PS Logo
For a database driven website email us at kcust@wcblue.com

Really rare and Out of Print Books for Sale

  • All of these books are originals; the dates and publishers can be found by clicking on the author or title links.
  • This will also provide you with the complete bibliographical details of publication, as well other information relevant to the publication of each volume.
  • Some  of these books have been scanned and OCR’d (put through an Optical Character Recognition program); therefore they are searchable; that is each word in the text has been indexed.
  • The books are in PDF format and can be read by any computer that has Adobe PDF reader, which almost every computer has installed,  and it can be read with the latest versions of Amazon’s Kindle and other book reading software and hardware.
  • I recently saw a student reading Voltaire’s Philosophical Dictionary on his cell phone.
  • Each book, or set of books, has been individually priced and can be purchased over the phone using VISA, MASTERCARD, or other means.
  • We do accept checks and will ship the the CD, or DVD, once the payment has been processed.
  • Text us, or phone us, at 660-221-1170 and we can make the appropriate arrangements to meet your needs.
  • NOTE: We have now proved that the author of the “Junius Letters” was Thomas Paine.

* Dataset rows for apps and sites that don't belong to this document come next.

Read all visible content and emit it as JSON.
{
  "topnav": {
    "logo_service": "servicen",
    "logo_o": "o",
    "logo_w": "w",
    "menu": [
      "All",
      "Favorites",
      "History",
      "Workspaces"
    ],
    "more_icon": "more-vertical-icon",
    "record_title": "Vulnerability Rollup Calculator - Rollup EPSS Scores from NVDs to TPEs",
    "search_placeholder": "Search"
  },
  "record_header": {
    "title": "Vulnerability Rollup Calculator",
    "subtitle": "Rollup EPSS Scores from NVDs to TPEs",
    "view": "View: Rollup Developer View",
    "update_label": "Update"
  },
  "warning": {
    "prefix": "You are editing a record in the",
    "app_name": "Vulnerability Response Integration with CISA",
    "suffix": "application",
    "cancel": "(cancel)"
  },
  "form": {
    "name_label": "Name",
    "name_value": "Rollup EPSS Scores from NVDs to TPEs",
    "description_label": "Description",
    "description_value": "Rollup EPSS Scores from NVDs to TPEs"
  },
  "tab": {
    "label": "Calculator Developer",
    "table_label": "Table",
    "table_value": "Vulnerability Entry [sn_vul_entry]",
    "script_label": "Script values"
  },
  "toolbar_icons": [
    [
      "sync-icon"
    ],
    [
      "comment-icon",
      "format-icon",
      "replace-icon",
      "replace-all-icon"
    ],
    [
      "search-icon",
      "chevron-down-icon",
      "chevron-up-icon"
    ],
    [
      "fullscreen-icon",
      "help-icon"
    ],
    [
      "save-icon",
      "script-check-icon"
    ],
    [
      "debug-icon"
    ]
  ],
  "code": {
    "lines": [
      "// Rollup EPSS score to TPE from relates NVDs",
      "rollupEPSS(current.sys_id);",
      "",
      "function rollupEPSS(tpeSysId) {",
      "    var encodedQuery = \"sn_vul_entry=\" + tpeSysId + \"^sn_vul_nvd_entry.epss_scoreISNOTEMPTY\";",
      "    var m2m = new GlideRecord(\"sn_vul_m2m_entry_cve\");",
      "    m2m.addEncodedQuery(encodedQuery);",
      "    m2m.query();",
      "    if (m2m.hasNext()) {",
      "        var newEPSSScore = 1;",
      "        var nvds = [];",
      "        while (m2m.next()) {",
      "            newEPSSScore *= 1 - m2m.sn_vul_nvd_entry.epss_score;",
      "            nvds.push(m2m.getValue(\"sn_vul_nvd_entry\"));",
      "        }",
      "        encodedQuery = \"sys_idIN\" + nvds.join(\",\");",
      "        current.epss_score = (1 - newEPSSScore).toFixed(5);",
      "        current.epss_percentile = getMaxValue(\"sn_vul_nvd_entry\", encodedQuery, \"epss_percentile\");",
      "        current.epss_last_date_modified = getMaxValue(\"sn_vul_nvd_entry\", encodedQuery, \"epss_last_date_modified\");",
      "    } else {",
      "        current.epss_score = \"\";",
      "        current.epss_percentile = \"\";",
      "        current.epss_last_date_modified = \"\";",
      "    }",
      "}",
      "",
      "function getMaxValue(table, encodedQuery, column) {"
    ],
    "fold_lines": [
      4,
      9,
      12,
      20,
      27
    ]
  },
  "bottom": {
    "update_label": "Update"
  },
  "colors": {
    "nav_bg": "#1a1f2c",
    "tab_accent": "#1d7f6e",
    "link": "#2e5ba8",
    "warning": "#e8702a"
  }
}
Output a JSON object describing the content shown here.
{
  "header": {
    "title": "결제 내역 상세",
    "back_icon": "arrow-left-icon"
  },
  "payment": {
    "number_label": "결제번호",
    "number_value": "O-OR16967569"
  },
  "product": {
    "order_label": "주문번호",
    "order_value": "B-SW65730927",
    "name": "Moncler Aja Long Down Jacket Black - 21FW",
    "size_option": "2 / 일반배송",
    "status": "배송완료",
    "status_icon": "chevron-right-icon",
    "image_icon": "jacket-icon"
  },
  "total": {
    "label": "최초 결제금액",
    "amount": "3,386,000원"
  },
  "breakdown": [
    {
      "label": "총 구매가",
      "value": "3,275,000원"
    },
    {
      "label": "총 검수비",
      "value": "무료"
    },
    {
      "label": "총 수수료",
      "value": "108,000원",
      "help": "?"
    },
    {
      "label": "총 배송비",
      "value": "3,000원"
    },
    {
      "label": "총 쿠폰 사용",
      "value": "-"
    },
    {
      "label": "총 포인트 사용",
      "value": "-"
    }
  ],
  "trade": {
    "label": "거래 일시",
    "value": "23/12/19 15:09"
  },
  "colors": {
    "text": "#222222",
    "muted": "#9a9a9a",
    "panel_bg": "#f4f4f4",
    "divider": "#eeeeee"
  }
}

Warning

Reading these books will cause you to lose your intellectual virginity.

Warning: Reading these books may cause you to lose your "intellectual virginity."

We have now proved that Thomas Paine was the author of the “Junius Letters.” Click here to see the proof for yourself.

Author

Carlyle, Thomas

Title

The Life of Friedrich Schiller

Sub-Title

Publisher

 

P. F. Collier & Son

Year

1901

City

New York

Edition

Scanned

Searchable

Cleaned

Deluxe

Illustrated Edition

50.0000

50.0000

100.0000

200.0000

Description

Quoted from the author's "Part 1."

"Among the writers of the concluding part of the last century there is none more deserving of our notice than Friedrich Schiller. Distinguished alike for the splendor of his intellectual faculties, and the elevation of his tastes and feelings, he has left behind him in his works a noble emblem of these great qualities: and the reputation which he thus enjoys, and
has merited, excites our attention the more, on considering the circumstances under which it was acquired. Schiller had peculiar difficulties to strive with, and his success has likewise been peculiar. Much of his life was deformed by inquietude and disease, and it terminated at middle age; he composed in a language then scarcely settled into form, or admitted to a
rank among the cultivated languages of Europe: yet his writings are remarkable for their extent and variety as well as their intrinsic excellence; and his own countrymen are not his
only, or perhaps his principal admirers. It is dififcult to collect or interpret the general voice;  but the World, no less than Germany, seems already to have dignified him with the reputation
of a classic; to have enrolled him among that select number whose works belong not wholly to any age or nation, but who, having instructed their own contemporaries, are claimed as instructors by the great family of mankind, and set apart for many centuries from the common oblivion which soon overtakes the mass of authors, as it does the mass of other men.

Such has been the high destiny of Schiller. His history and character deserve our study for more than one reason. A natural and harmless feeling attracts us towards such a subject; we are anxious to know how so great a man passed through the world, how he lived, and moved, and had his being; and the question, if properly investigated, might yield advantage as well as pleasure. It would be interesting to discover by what gifts and what employment of them he reached the eminence on which we now see him; to follow the steps of his intellectual and moral culture; to gather from his life and works some picture of himself. It is worth inquiring, whether he, who could represent noble actions so well, did himself act nobly; how those powers of intellect, which in philosophy and art achieved so much, applied themselves to the every-day emergencies of life; how the generous ardor, which delights us in his poetry, displayed itself in the common intercourse between man and man. It would at once instruct and gratify us if we could understand him thoroughly, could transport ourselves into his circumstances outward and inward, could see as he saw, and feel as he felt." pp. 3-4.

[Home] [Books for Sale] [Intellectual Virginity] [Contact Us] [Counseling] [Forgotten Man] [Consulting] [Shipping] [Custom Scanning]